▶
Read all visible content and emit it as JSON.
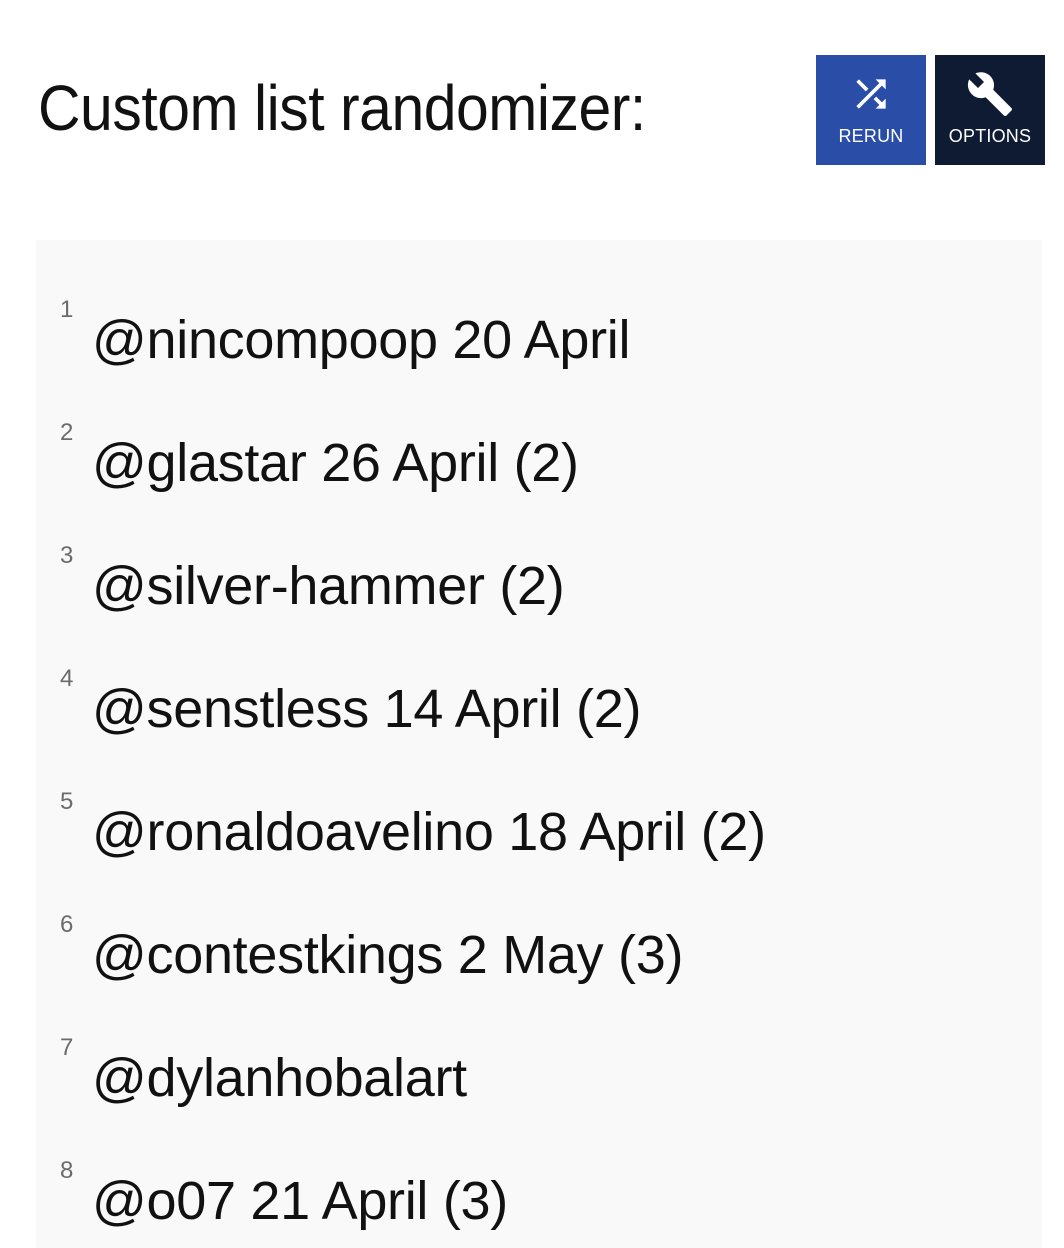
{
  "header": {
    "title": "Custom list randomizer:",
    "rerun": {
      "label": "RERUN",
      "icon": "shuffle-icon",
      "color": "#2a4ea8"
    },
    "options": {
      "label": "OPTIONS",
      "icon": "wrench-icon",
      "color": "#0f1b33"
    }
  },
  "list": {
    "background": "#f9f9f9",
    "items": [
      {
        "number": "1",
        "text": "@nincompoop 20 April"
      },
      {
        "number": "2",
        "text": "@glastar 26 April (2)"
      },
      {
        "number": "3",
        "text": "@silver-hammer (2)"
      },
      {
        "number": "4",
        "text": "@senstless 14 April (2)"
      },
      {
        "number": "5",
        "text": "@ronaldoavelino 18 April (2)"
      },
      {
        "number": "6",
        "text": "@contestkings 2 May (3)"
      },
      {
        "number": "7",
        "text": "@dylanhobalart"
      },
      {
        "number": "8",
        "text": "@o07 21 April (3)"
      }
    ]
  }
}
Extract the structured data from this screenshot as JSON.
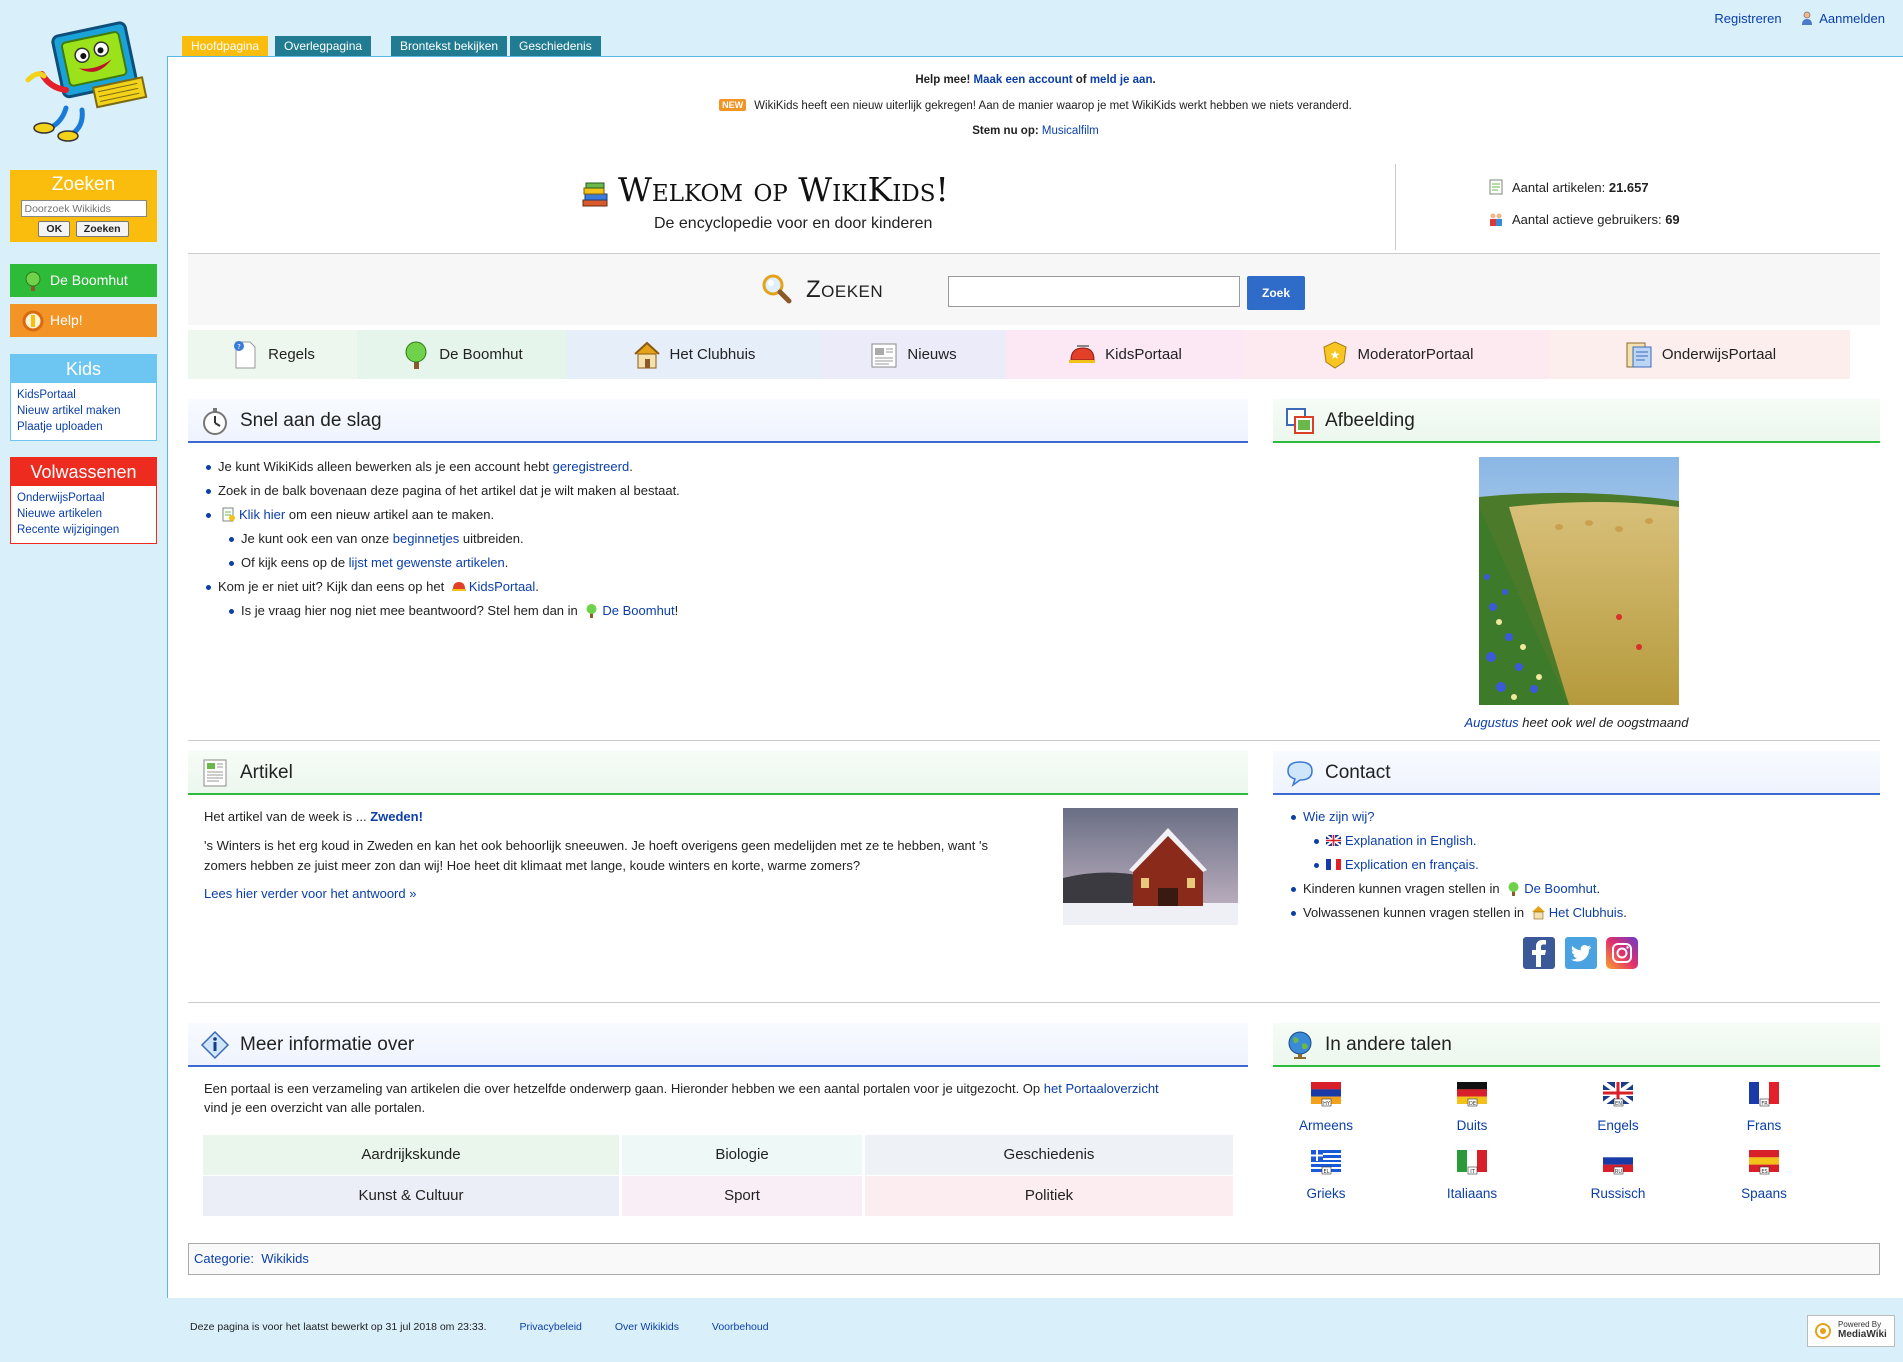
{
  "personal": {
    "register": "Registreren",
    "login": "Aanmelden"
  },
  "tabs": [
    "Hoofdpagina",
    "Overlegpagina",
    "Brontekst bekijken",
    "Geschiedenis"
  ],
  "sidebar": {
    "search": {
      "title": "Zoeken",
      "placeholder": "Doorzoek Wikikids",
      "ok": "OK",
      "go": "Zoeken"
    },
    "boomhut": "De Boomhut",
    "help": "Help!",
    "kids": {
      "title": "Kids",
      "links": [
        "KidsPortaal",
        "Nieuw artikel maken",
        "Plaatje uploaden"
      ]
    },
    "adults": {
      "title": "Volwassenen",
      "links": [
        "OnderwijsPortaal",
        "Nieuwe artikelen",
        "Recente wijzigingen"
      ]
    }
  },
  "notices": {
    "help_prefix": "Help mee! ",
    "help_link1": "Maak een account",
    "help_mid": " of ",
    "help_link2": "meld je aan",
    "help_end": ".",
    "new_badge": "NEW",
    "new_text": "WikiKids heeft een nieuw uiterlijk gekregen! Aan de manier waarop je met WikiKids werkt hebben we niets veranderd.",
    "vote_label": "Stem nu op:",
    "vote_link": "Musicalfilm"
  },
  "welcome": {
    "title": "Welkom op WikiKids!",
    "subtitle": "De encyclopedie voor en door kinderen",
    "articles_label": "Aantal artikelen: ",
    "articles_value": "21.657",
    "users_label": "Aantal actieve gebruikers: ",
    "users_value": "69"
  },
  "search": {
    "title": "Zoeken",
    "button": "Zoek",
    "value": ""
  },
  "portal_nav": [
    {
      "label": "Regels",
      "color": "#eef7ee"
    },
    {
      "label": "De Boomhut",
      "color": "#e6f5ec"
    },
    {
      "label": "Het Clubhuis",
      "color": "#e6eefa"
    },
    {
      "label": "Nieuws",
      "color": "#ecebfa"
    },
    {
      "label": "KidsPortaal",
      "color": "#fbe8f4"
    },
    {
      "label": "ModeratorPortaal",
      "color": "#fdeaf0"
    },
    {
      "label": "OnderwijsPortaal",
      "color": "#fdeeee"
    }
  ],
  "snel": {
    "title": "Snel aan de slag",
    "b1_text": "Je kunt WikiKids alleen bewerken als je een account hebt ",
    "b1_link": "geregistreerd",
    "b1_end": ".",
    "b2_text": "Zoek in de balk bovenaan deze pagina of het artikel dat je wilt maken al bestaat.",
    "b3_link": "Klik hier",
    "b3_text": " om een nieuw artikel aan te maken.",
    "b4_text": "Je kunt ook een van onze ",
    "b4_link": "beginnetjes",
    "b4_end": " uitbreiden.",
    "b5_text": "Of kijk eens op de ",
    "b5_link": "lijst met gewenste artikelen",
    "b5_end": ".",
    "b6_text": "Kom je er niet uit? Kijk dan eens op het ",
    "b6_link": "KidsPortaal",
    "b6_end": ".",
    "b7_text": "Is je vraag hier nog niet mee beantwoord? Stel hem dan in ",
    "b7_link": "De Boomhut",
    "b7_end": "!"
  },
  "afbeelding": {
    "title": "Afbeelding",
    "caption_link": "Augustus",
    "caption_text": " heet ook wel de oogstmaand"
  },
  "artikel": {
    "title": "Artikel",
    "intro": "Het artikel van de week is ... ",
    "intro_link": "Zweden!",
    "body": "'s Winters is het erg koud in Zweden en kan het ook behoorlijk sneeuwen. Je hoeft overigens geen medelijden met ze te hebben, want 's zomers hebben ze juist meer zon dan wij! Hoe heet dit klimaat met lange, koude winters en korte, warme zomers?",
    "more": "Lees hier verder voor het antwoord »"
  },
  "contact": {
    "title": "Contact",
    "who": "Wie zijn wij?",
    "en": "Explanation in English.",
    "fr": "Explication en français.",
    "kids_text": "Kinderen kunnen vragen stellen in ",
    "kids_link": "De Boomhut",
    "kids_end": ".",
    "adults_text": "Volwassenen kunnen vragen stellen in ",
    "adults_link": "Het Clubhuis",
    "adults_end": "."
  },
  "meer": {
    "title": "Meer informatie over",
    "text": "Een portaal is een verzameling van artikelen die over hetzelfde onderwerp gaan. Hieronder hebben we een aantal portalen voor je uitgezocht. Op ",
    "link": "het Portaaloverzicht",
    "end": " vind je een overzicht van alle portalen.",
    "portals": [
      [
        {
          "label": "Aardrijkskunde",
          "color": "#eaf6ec"
        },
        {
          "label": "Biologie",
          "color": "#eef8f7"
        },
        {
          "label": "Geschiedenis",
          "color": "#eef1f6"
        }
      ],
      [
        {
          "label": "Kunst & Cultuur",
          "color": "#eceef7"
        },
        {
          "label": "Sport",
          "color": "#f9eef6"
        },
        {
          "label": "Politiek",
          "color": "#fbedf0"
        }
      ]
    ]
  },
  "talen": {
    "title": "In andere talen",
    "langs": [
      "Armeens",
      "Duits",
      "Engels",
      "Frans",
      "Grieks",
      "Italiaans",
      "Russisch",
      "Spaans"
    ],
    "codes": [
      "HY",
      "DE",
      "EN",
      "FR",
      "EL",
      "IT",
      "RU",
      "ES"
    ]
  },
  "category": {
    "label": "Categorie:",
    "value": "Wikikids"
  },
  "footer": {
    "lastedit": "Deze pagina is voor het laatst bewerkt op 31 jul 2018 om 23:33.",
    "privacy": "Privacybeleid",
    "about": "Over Wikikids",
    "disclaimer": "Voorbehoud",
    "badge_top": "Powered By",
    "badge_main": "MediaWiki"
  }
}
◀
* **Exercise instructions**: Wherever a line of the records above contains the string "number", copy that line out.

* **Solution below**:
        "number": "1",
        "number": "2",
        "number": "3",
        "number": "4",
        "number": "5",
        "number": "6",
        "number": "7",
        "number": "8",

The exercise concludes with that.